Extracted material
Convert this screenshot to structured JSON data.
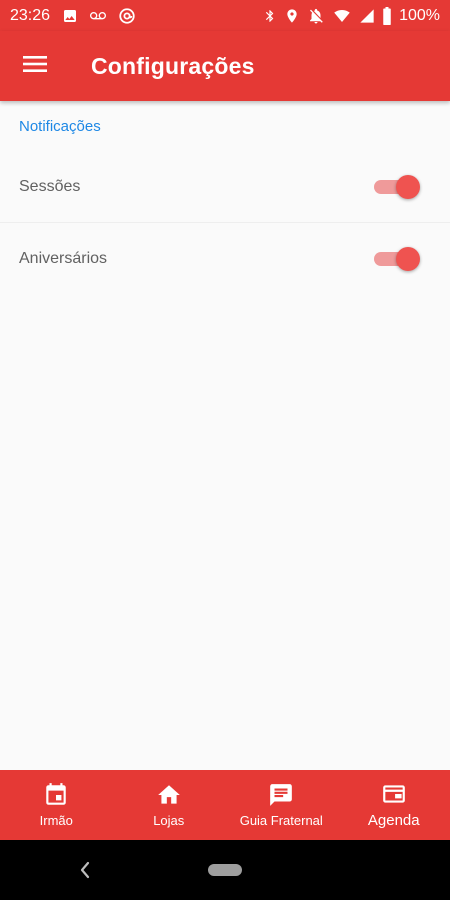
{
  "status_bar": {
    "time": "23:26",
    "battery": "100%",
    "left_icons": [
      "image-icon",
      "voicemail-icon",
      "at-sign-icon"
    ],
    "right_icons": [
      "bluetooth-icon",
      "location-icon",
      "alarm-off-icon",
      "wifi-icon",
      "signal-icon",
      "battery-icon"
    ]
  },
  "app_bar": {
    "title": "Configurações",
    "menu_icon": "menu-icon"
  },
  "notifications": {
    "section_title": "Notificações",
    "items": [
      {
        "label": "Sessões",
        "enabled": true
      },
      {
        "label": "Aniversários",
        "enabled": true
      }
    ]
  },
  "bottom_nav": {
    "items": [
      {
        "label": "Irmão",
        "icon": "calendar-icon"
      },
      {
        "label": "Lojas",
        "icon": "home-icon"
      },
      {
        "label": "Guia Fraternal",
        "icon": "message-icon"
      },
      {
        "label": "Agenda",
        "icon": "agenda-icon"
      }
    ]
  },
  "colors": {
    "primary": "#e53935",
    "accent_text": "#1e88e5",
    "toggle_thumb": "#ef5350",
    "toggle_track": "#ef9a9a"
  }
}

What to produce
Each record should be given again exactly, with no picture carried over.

Task solution
Convert this screenshot to structured JSON data.
{
  "status_bar": {
    "time": "23:26",
    "battery": "100%",
    "left_icons": [
      "image-icon",
      "voicemail-icon",
      "at-sign-icon"
    ],
    "right_icons": [
      "bluetooth-icon",
      "location-icon",
      "alarm-off-icon",
      "wifi-icon",
      "signal-icon",
      "battery-icon"
    ]
  },
  "app_bar": {
    "title": "Configurações",
    "menu_icon": "menu-icon"
  },
  "notifications": {
    "section_title": "Notificações",
    "items": [
      {
        "label": "Sessões",
        "enabled": true
      },
      {
        "label": "Aniversários",
        "enabled": true
      }
    ]
  },
  "bottom_nav": {
    "items": [
      {
        "label": "Irmão",
        "icon": "calendar-icon"
      },
      {
        "label": "Lojas",
        "icon": "home-icon"
      },
      {
        "label": "Guia Fraternal",
        "icon": "message-icon"
      },
      {
        "label": "Agenda",
        "icon": "agenda-icon"
      }
    ]
  },
  "colors": {
    "primary": "#e53935",
    "accent_text": "#1e88e5",
    "toggle_thumb": "#ef5350",
    "toggle_track": "#ef9a9a"
  }
}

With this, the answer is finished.